*EXERCISE DIRECTIONS*
Repeat the listing below in full, exactly.

*EXTRACTED DATA*
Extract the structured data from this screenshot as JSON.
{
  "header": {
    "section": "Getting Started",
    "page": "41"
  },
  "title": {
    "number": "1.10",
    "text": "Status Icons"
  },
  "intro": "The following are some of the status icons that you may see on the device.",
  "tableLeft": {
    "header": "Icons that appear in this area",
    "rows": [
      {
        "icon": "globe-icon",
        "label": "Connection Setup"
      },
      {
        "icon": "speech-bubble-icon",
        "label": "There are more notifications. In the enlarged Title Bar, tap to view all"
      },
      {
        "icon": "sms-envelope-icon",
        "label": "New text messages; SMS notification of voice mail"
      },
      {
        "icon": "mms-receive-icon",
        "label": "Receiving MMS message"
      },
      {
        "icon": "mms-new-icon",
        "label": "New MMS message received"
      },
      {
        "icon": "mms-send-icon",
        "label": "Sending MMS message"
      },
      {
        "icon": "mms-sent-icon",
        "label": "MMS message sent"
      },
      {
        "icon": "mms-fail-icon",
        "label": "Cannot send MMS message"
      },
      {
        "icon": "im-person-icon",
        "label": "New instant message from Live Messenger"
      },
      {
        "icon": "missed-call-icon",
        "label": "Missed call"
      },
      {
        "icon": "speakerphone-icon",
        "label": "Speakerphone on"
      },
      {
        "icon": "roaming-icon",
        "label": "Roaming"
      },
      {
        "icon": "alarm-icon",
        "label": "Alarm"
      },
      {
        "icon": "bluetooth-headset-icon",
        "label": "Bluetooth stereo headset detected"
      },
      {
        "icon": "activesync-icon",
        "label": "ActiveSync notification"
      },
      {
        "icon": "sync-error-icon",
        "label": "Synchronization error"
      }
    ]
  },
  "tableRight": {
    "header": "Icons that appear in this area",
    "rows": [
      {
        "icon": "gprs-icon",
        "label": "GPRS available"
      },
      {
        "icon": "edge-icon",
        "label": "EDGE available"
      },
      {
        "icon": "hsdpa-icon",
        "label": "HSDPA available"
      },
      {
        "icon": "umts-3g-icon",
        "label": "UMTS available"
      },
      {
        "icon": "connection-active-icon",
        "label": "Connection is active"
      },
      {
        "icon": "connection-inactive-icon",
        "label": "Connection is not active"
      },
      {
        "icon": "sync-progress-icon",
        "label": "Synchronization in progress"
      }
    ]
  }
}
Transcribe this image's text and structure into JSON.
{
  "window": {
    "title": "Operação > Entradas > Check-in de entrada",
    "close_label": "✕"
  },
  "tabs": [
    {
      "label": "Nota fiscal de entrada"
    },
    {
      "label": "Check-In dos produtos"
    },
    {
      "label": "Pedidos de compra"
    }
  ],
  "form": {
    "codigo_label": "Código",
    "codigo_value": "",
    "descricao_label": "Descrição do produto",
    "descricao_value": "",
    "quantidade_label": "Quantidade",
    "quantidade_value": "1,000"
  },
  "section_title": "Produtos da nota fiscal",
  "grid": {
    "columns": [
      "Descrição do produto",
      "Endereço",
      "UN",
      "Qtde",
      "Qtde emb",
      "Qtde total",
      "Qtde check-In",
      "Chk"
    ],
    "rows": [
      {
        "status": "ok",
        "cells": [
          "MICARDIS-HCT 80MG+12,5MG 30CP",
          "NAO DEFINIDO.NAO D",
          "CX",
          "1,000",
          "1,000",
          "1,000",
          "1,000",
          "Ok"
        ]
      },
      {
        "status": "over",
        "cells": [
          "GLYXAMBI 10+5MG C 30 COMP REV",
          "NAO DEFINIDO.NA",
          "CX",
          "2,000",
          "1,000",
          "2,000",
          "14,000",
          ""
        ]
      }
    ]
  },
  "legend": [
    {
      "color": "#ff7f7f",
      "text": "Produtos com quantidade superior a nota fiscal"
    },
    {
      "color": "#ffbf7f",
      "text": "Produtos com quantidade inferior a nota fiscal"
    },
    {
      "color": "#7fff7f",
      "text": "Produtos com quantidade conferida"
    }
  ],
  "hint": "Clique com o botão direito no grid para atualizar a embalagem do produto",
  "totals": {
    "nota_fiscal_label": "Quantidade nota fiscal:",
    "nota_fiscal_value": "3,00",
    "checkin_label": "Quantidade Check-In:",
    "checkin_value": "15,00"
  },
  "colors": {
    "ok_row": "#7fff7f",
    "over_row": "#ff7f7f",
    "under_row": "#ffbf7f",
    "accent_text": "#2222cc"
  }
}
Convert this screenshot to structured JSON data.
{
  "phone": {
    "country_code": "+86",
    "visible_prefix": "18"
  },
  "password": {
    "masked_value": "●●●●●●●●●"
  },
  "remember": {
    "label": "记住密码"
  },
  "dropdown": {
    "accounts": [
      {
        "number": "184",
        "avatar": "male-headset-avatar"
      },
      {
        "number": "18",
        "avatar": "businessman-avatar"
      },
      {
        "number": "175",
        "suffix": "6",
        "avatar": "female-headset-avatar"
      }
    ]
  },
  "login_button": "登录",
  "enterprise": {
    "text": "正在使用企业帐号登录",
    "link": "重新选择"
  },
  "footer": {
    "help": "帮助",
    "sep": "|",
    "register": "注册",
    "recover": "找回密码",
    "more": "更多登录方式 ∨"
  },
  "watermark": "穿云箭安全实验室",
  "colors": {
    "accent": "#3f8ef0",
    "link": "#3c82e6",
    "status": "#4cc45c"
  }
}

*RESPONSE AREA*
Extract the structured data from this screenshot as JSON.
{
  "header": {
    "section": "Getting Started",
    "page": "41"
  },
  "title": {
    "number": "1.10",
    "text": "Status Icons"
  },
  "intro": "The following are some of the status icons that you may see on the device.",
  "tableLeft": {
    "header": "Icons that appear in this area",
    "rows": [
      {
        "icon": "globe-icon",
        "label": "Connection Setup"
      },
      {
        "icon": "speech-bubble-icon",
        "label": "There are more notifications. In the enlarged Title Bar, tap to view all"
      },
      {
        "icon": "sms-envelope-icon",
        "label": "New text messages; SMS notification of voice mail"
      },
      {
        "icon": "mms-receive-icon",
        "label": "Receiving MMS message"
      },
      {
        "icon": "mms-new-icon",
        "label": "New MMS message received"
      },
      {
        "icon": "mms-send-icon",
        "label": "Sending MMS message"
      },
      {
        "icon": "mms-sent-icon",
        "label": "MMS message sent"
      },
      {
        "icon": "mms-fail-icon",
        "label": "Cannot send MMS message"
      },
      {
        "icon": "im-person-icon",
        "label": "New instant message from Live Messenger"
      },
      {
        "icon": "missed-call-icon",
        "label": "Missed call"
      },
      {
        "icon": "speakerphone-icon",
        "label": "Speakerphone on"
      },
      {
        "icon": "roaming-icon",
        "label": "Roaming"
      },
      {
        "icon": "alarm-icon",
        "label": "Alarm"
      },
      {
        "icon": "bluetooth-headset-icon",
        "label": "Bluetooth stereo headset detected"
      },
      {
        "icon": "activesync-icon",
        "label": "ActiveSync notification"
      },
      {
        "icon": "sync-error-icon",
        "label": "Synchronization error"
      }
    ]
  },
  "tableRight": {
    "header": "Icons that appear in this area",
    "rows": [
      {
        "icon": "gprs-icon",
        "label": "GPRS available"
      },
      {
        "icon": "edge-icon",
        "label": "EDGE available"
      },
      {
        "icon": "hsdpa-icon",
        "label": "HSDPA available"
      },
      {
        "icon": "umts-3g-icon",
        "label": "UMTS available"
      },
      {
        "icon": "connection-active-icon",
        "label": "Connection is active"
      },
      {
        "icon": "connection-inactive-icon",
        "label": "Connection is not active"
      },
      {
        "icon": "sync-progress-icon",
        "label": "Synchronization in progress"
      }
    ]
  }
}
Transcribe this image's text and structure into JSON.
{
  "window": {
    "title": "Operação > Entradas > Check-in de entrada",
    "close_label": "✕"
  },
  "tabs": [
    {
      "label": "Nota fiscal de entrada"
    },
    {
      "label": "Check-In dos produtos"
    },
    {
      "label": "Pedidos de compra"
    }
  ],
  "form": {
    "codigo_label": "Código",
    "codigo_value": "",
    "descricao_label": "Descrição do produto",
    "descricao_value": "",
    "quantidade_label": "Quantidade",
    "quantidade_value": "1,000"
  },
  "section_title": "Produtos da nota fiscal",
  "grid": {
    "columns": [
      "Descrição do produto",
      "Endereço",
      "UN",
      "Qtde",
      "Qtde emb",
      "Qtde total",
      "Qtde check-In",
      "Chk"
    ],
    "rows": [
      {
        "status": "ok",
        "cells": [
          "MICARDIS-HCT 80MG+12,5MG 30CP",
          "NAO DEFINIDO.NAO D",
          "CX",
          "1,000",
          "1,000",
          "1,000",
          "1,000",
          "Ok"
        ]
      },
      {
        "status": "over",
        "cells": [
          "GLYXAMBI 10+5MG C 30 COMP REV",
          "NAO DEFINIDO.NA",
          "CX",
          "2,000",
          "1,000",
          "2,000",
          "14,000",
          ""
        ]
      }
    ]
  },
  "legend": [
    {
      "color": "#ff7f7f",
      "text": "Produtos com quantidade superior a nota fiscal"
    },
    {
      "color": "#ffbf7f",
      "text": "Produtos com quantidade inferior a nota fiscal"
    },
    {
      "color": "#7fff7f",
      "text": "Produtos com quantidade conferida"
    }
  ],
  "hint": "Clique com o botão direito no grid para atualizar a embalagem do produto",
  "totals": {
    "nota_fiscal_label": "Quantidade nota fiscal:",
    "nota_fiscal_value": "3,00",
    "checkin_label": "Quantidade Check-In:",
    "checkin_value": "15,00"
  },
  "colors": {
    "ok_row": "#7fff7f",
    "over_row": "#ff7f7f",
    "under_row": "#ffbf7f",
    "accent_text": "#2222cc"
  }
}
Convert this screenshot to structured JSON data.
{
  "phone": {
    "country_code": "+86",
    "visible_prefix": "18"
  },
  "password": {
    "masked_value": "●●●●●●●●●"
  },
  "remember": {
    "label": "记住密码"
  },
  "dropdown": {
    "accounts": [
      {
        "number": "184",
        "avatar": "male-headset-avatar"
      },
      {
        "number": "18",
        "avatar": "businessman-avatar"
      },
      {
        "number": "175",
        "suffix": "6",
        "avatar": "female-headset-avatar"
      }
    ]
  },
  "login_button": "登录",
  "enterprise": {
    "text": "正在使用企业帐号登录",
    "link": "重新选择"
  },
  "footer": {
    "help": "帮助",
    "sep": "|",
    "register": "注册",
    "recover": "找回密码",
    "more": "更多登录方式 ∨"
  },
  "watermark": "穿云箭安全实验室",
  "colors": {
    "accent": "#3f8ef0",
    "link": "#3c82e6",
    "status": "#4cc45c"
  }
}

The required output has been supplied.